Unfortunately, whilst Palmer remained a fantastic live draw with a loyal fan base, he had failed to monopolise on the initial success of Clues. The follow-up album (released after lengthy touring), Pride (1983), was disjointed and patchy, more filler than killer. So it is at this junction in Palmer’s career that once again we find the singer trying to reinvent his sound. It was whilst in New York on a gruelling tour schedule that Palmer met John and Andy Taylor (The rhythm section for chart toppers Duran Duran) who were on a lengthy hiatus. Along with Bernard Edwards and Tony Thompson from Chic they would form the hard rocking super group Power Station. Their one and only eponymous album was full of Edward’s slick production as well as gated drum beats (as made popular by Phil Collins) hard edged, driven guitars and heavy assorted percussion. It was the spark for the success that Palmer had found elusive over the previous ten or so years.
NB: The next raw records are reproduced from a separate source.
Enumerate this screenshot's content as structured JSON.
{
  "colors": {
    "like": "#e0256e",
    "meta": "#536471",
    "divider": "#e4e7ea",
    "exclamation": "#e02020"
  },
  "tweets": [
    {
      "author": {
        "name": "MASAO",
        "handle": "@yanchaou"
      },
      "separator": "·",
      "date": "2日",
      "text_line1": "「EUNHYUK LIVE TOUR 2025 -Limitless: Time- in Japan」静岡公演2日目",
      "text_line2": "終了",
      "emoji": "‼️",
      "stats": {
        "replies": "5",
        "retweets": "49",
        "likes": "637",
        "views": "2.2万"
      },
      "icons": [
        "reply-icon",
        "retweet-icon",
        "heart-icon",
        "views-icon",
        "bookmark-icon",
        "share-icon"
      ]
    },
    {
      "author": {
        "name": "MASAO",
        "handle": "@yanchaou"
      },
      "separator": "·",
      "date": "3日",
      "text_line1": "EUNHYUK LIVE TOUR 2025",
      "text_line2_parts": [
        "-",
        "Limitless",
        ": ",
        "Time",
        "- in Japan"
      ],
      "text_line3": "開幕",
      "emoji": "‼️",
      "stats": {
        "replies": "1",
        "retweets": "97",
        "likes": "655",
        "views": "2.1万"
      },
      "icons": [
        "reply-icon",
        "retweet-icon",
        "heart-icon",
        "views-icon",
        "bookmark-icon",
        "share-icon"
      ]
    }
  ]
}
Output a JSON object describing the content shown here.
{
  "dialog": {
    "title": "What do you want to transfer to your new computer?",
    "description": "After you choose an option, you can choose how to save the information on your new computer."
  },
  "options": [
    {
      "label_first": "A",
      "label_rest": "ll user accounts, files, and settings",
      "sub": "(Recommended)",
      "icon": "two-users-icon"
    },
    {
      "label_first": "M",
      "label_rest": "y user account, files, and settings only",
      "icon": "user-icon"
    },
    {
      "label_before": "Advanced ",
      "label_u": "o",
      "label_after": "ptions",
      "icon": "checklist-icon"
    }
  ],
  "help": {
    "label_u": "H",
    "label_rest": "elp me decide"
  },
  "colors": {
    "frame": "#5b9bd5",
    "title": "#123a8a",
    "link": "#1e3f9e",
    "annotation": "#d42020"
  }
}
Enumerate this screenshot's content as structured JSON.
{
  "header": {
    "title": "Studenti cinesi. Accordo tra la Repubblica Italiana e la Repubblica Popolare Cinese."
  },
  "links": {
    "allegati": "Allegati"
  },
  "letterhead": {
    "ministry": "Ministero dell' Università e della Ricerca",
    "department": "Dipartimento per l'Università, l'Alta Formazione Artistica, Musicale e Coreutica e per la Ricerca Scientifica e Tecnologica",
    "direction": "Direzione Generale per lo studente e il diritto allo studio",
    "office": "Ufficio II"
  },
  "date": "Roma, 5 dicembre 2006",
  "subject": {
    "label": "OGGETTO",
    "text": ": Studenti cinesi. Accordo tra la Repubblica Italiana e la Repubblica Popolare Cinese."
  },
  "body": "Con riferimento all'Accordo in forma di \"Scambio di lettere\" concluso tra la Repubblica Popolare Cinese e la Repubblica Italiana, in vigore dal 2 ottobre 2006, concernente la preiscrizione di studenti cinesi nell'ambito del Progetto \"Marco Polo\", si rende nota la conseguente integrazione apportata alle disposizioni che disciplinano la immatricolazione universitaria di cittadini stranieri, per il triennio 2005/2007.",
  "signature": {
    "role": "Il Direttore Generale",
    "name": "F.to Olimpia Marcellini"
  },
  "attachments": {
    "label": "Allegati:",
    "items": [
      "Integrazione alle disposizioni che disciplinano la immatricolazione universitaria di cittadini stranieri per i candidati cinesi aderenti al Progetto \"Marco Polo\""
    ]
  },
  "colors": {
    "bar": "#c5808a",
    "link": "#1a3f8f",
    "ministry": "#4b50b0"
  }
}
Propelled by the success of Power Station Palmer set to recording what to my mind is his best and most iconic album – Riptide. Similar in style to Power Station it develops the sound they started whilst giving more prominence to Palmer’s unique vocal sound. As soon as you hear the album’s signature tune, ‘Addicted to Love’, you might as well be on the set of Miami Vice cruising around the sun drench strip in pastel suits and aviator sunglasses. A number of critics have unfairly claimed that this track embodies the theme of the album, cheaply using it to accuse Palmer of sacrificing substance for style. I can’t quite believe this as the album is so much more than ‘Addicted to Love’.
Yes there are some throwaway tracks such as ‘Flesh Wound’ and ‘Discipline of Love’, which to my mind are straight off the mid 80s production line. However, there are plenty of gems which more than make up for this. The spare, synclavier heavy, reinterpretation of Earl King’s ‘Trick Bag’ showcases Palmer’s awesome blues voice and makes one question why he didn’t do more of this stuff in his lifetime. This is neatly juxtaposed by the silky smooth, ultra-yuppie, slow burner ‘Get it Through your Heart’ and marvellously betrays his crooner credentials. Another cover comes in the form of Cherrelle’s ‘I Didn’t Mean to Turn You On’ (my favourite cut on the album) which whilst sounding completely different from the original Prince-influenced original. My hands are already aching from typing this as I feel that this is an album that should be selling itself, it is such a fun, well crafted and soulful record!
I feel that a number of naysayers dismiss a number of albums too readily because not every song is of hit quality, but is it not more important that there are a four or five really strong, really awesome tracks amongst a bit of padding? I think that this is the case with Riptide. It is true that you could argue that Palmer has put out a better album musically, but for energy, atmosphere and sheer joy of the moment this has to take precedence over the rest of his catalogue. Therefore I urge you to pick up a copy off iTunes, Amazon or whatever you use to download your music and I promise that you will not be disappointed!